You know it's impossible to drive with one foot on the gas and the other on the brake. But that's what it feels like when you try to change behaviors. You come up against your inability to make change -- let alone sustain -- the change. This can happen despite our good intentions.
It's not about being lazy or lacking will power. It’s because we have deep-seated -- often protective -- dynamics at work. These are called “competing commitments” by Robert Kegan and Lisa Lahey, the creators of the Immunity to Change™ process*. Kegan and Lahey use the metaphor of the immune system to explain what makes it's so hard to change behaviors that keep us from reaching our goals. When our bodies detect a threat -- a virus, bacterial or other intruder -- our immune system kicks in to ward off the threat.
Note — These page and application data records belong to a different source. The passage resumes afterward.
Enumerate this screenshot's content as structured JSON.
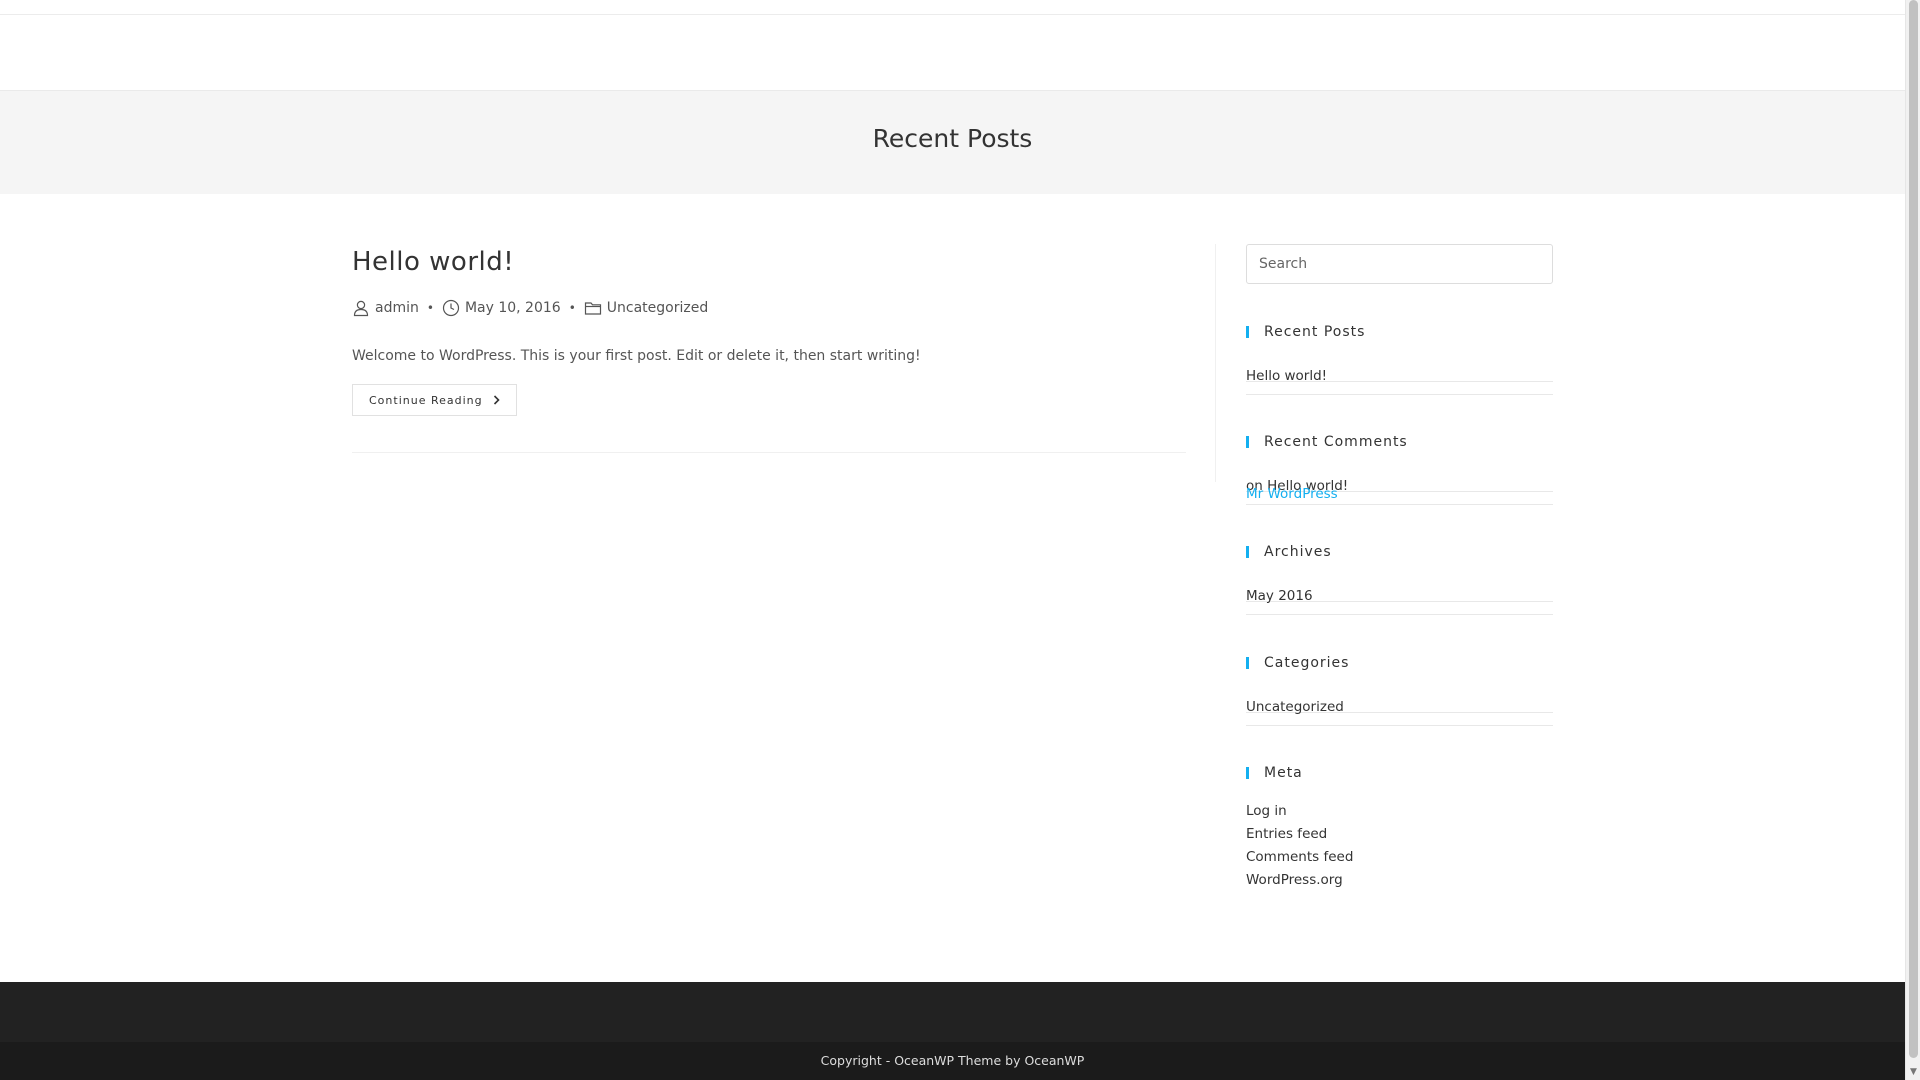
{
  "page": {
    "title": "Recent Posts"
  },
  "post": {
    "title": "Hello world!",
    "author": "admin",
    "date": "May 10, 2016",
    "category": "Uncategorized",
    "excerpt": "Welcome to WordPress. This is your first post. Edit or delete it, then start writing!",
    "continue_label": "Continue Reading"
  },
  "sidebar": {
    "search_placeholder": "Search",
    "recent_posts": {
      "title": "Recent Posts",
      "items": [
        "Hello world!"
      ]
    },
    "recent_comments": {
      "title": "Recent Comments",
      "author": "Mr WordPress",
      "on": "on",
      "post": "Hello world!"
    },
    "archives": {
      "title": "Archives",
      "items": [
        "May 2016"
      ]
    },
    "categories": {
      "title": "Categories",
      "items": [
        "Uncategorized"
      ]
    },
    "meta": {
      "title": "Meta",
      "items": [
        "Log in",
        "Entries feed",
        "Comments feed",
        "WordPress.org"
      ]
    }
  },
  "footer": {
    "copyright": "Copyright - OceanWP Theme by OceanWP"
  },
  "colors": {
    "accent": "#13aff0",
    "footer_bg": "#222222",
    "page_header_bg": "#f5f5f5"
  },
  "icons": {
    "author": "user-icon",
    "date": "clock-icon",
    "category": "folder-icon",
    "continue": "chevron-right-icon"
  }
}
This self-protective physiological response is automatic and we're often unaware of it. A similar self-protective, often unconscious, psychological process takes place when confronted by change.
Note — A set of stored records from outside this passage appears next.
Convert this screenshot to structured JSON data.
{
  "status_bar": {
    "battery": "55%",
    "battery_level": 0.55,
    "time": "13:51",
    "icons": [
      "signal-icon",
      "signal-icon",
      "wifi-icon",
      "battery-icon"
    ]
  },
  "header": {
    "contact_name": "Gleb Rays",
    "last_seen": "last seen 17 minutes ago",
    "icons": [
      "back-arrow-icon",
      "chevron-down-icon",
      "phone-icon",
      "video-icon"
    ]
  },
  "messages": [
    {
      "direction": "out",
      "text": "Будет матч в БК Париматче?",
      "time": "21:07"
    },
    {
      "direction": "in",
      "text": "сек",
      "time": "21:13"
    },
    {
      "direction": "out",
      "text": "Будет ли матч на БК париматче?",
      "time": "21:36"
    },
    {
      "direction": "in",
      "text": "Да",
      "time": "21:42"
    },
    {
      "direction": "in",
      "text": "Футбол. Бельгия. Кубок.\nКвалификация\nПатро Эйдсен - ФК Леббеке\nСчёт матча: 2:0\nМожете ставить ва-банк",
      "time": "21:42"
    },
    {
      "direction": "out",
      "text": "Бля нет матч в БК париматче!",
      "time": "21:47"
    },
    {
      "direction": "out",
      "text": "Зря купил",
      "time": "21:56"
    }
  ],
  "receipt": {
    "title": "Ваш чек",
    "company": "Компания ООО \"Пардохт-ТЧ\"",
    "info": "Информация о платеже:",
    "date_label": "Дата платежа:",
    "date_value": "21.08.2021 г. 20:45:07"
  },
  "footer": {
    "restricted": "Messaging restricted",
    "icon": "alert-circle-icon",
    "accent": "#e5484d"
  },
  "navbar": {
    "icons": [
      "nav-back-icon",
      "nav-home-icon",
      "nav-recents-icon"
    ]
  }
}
- Outline your personal development goals
- Uncover the hidden "Competing Commitments" that are holding you back
- Hone in on the buried anxieties and "Big Assumptions" that underlie them
- Formulate specific actions to test and debunk your Big Assumptions
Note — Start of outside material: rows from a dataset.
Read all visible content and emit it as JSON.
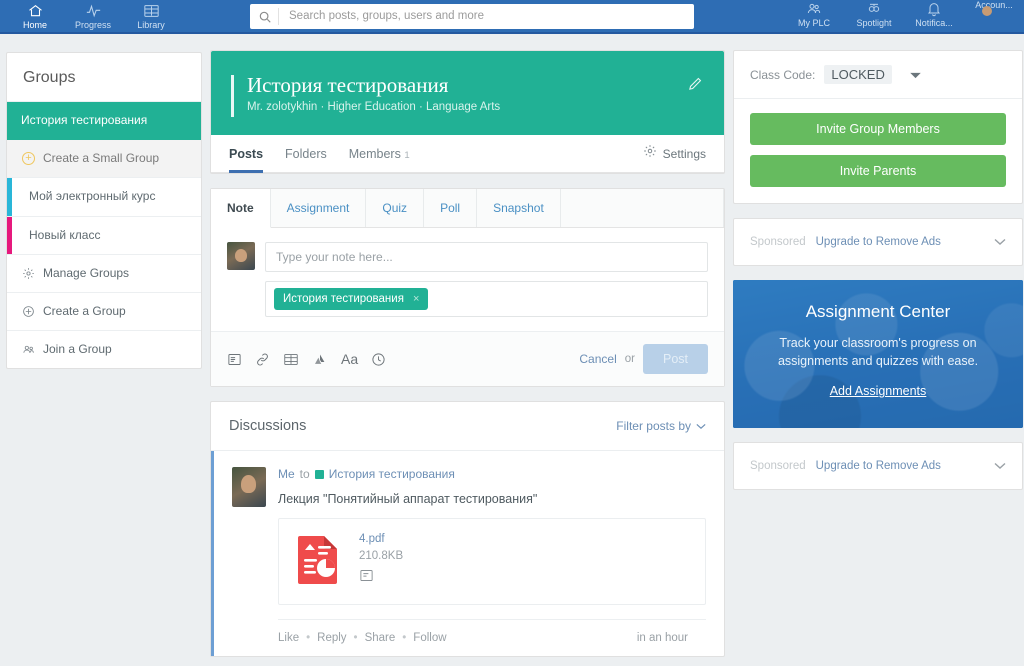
{
  "topnav": {
    "items": [
      {
        "label": "Home",
        "icon": "home-icon",
        "active": true
      },
      {
        "label": "Progress",
        "icon": "progress-icon",
        "active": false
      },
      {
        "label": "Library",
        "icon": "library-icon",
        "active": false
      }
    ],
    "right_items": [
      {
        "label": "My PLC",
        "icon": "plc-icon"
      },
      {
        "label": "Spotlight",
        "icon": "spotlight-icon"
      },
      {
        "label": "Notifica...",
        "icon": "bell-icon"
      },
      {
        "label": "Accoun...",
        "icon": "account-avatar"
      }
    ],
    "search": {
      "placeholder": "Search posts, groups, users and more",
      "value": "",
      "icon": "search-icon"
    }
  },
  "sidebar": {
    "title": "Groups",
    "items": [
      {
        "label": "История тестирования",
        "state": "selected",
        "stripe": ""
      },
      {
        "label": "Create a Small Group",
        "state": "create-small",
        "stripe": "",
        "icon": "plus-circle-icon"
      },
      {
        "label": "Мой электронный курс",
        "state": "normal",
        "stripe": "#29b6d8"
      },
      {
        "label": "Новый класс",
        "state": "normal",
        "stripe": "#e6197d"
      },
      {
        "label": "Manage Groups",
        "state": "normal",
        "stripe": "",
        "icon": "gear-icon"
      },
      {
        "label": "Create a Group",
        "state": "normal",
        "stripe": "",
        "icon": "plus-outline-icon"
      },
      {
        "label": "Join a Group",
        "state": "normal",
        "stripe": "",
        "icon": "people-icon"
      }
    ]
  },
  "group": {
    "title": "История тестирования",
    "subtitle": "Mr. zolotykhin · Higher Education · Language Arts",
    "edit_icon": "pencil-icon",
    "tabs": [
      {
        "label": "Posts",
        "count": "",
        "active": true
      },
      {
        "label": "Folders",
        "count": "",
        "active": false
      },
      {
        "label": "Members",
        "count": "1",
        "active": false
      }
    ],
    "settings_label": "Settings",
    "settings_icon": "gear-icon"
  },
  "composer": {
    "tabs": [
      {
        "label": "Note",
        "active": true
      },
      {
        "label": "Assignment",
        "active": false
      },
      {
        "label": "Quiz",
        "active": false
      },
      {
        "label": "Poll",
        "active": false
      },
      {
        "label": "Snapshot",
        "active": false
      }
    ],
    "note_placeholder": "Type your note here...",
    "note_value": "",
    "tag": {
      "label": "История тестирования",
      "remove": "×"
    },
    "tools": [
      "attach-file-icon",
      "link-icon",
      "library-icon",
      "google-drive-icon",
      "text-format-icon",
      "schedule-clock-icon"
    ],
    "cancel_label": "Cancel",
    "or_label": "or",
    "post_label": "Post"
  },
  "discussions": {
    "title": "Discussions",
    "filter_label": "Filter posts by",
    "filter_icon": "chevron-down-icon",
    "post": {
      "author": "Me",
      "to": "to",
      "group": "История тестирования",
      "text": "Лекция \"Понятийный аппарат тестирования\"",
      "attachment": {
        "icon": "pdf-file-icon",
        "name": "4.pdf",
        "size": "210.8KB",
        "mini_icon": "document-icon"
      },
      "actions": [
        "Like",
        "Reply",
        "Share",
        "Follow"
      ],
      "separator": "•",
      "time": "in an hour"
    }
  },
  "rail": {
    "class_code_label": "Class Code:",
    "class_code_value": "LOCKED",
    "class_code_caret": "caret-down-icon",
    "invite_members_label": "Invite Group Members",
    "invite_parents_label": "Invite Parents",
    "sponsored_top": {
      "label": "Sponsored",
      "link": "Upgrade to Remove Ads",
      "caret": "chevron-down-icon"
    },
    "promo": {
      "title": "Assignment Center",
      "subtitle": "Track your classroom's progress on assignments and quizzes with ease.",
      "link": "Add Assignments"
    },
    "sponsored_bottom": {
      "label": "Sponsored",
      "link": "Upgrade to Remove Ads",
      "caret": "chevron-down-icon"
    }
  },
  "colors": {
    "nav_blue": "#2e6db4",
    "group_green": "#21b195",
    "invite_green": "#66bb5f",
    "promo_blue": "#2e7fc6",
    "link_blue": "#6d8fb5",
    "stripe_cyan": "#29b6d8",
    "stripe_pink": "#e6197d"
  }
}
- Identify concrete steps you can take to reach your goal
From Oprah Magazine:
Not being able to change doesn't mean we're lazy, stubborn, or weak. A pair of Harvard educators argue that our best-laid plans often fall through for smart, self-protective (and ingeniously hidden) reasons.
From Harvard Business Review:
Resistance to change does not reflect opposition, nor is it merely a result of inertia. Instead, even as they hold a sincere commitment to change, many people are unwittingly applying productive energy toward a hidden competing commitment. The resulting dynamic equilibrium stalls the effort in what looks like resistance but is in fact a kind of personal immunity to change.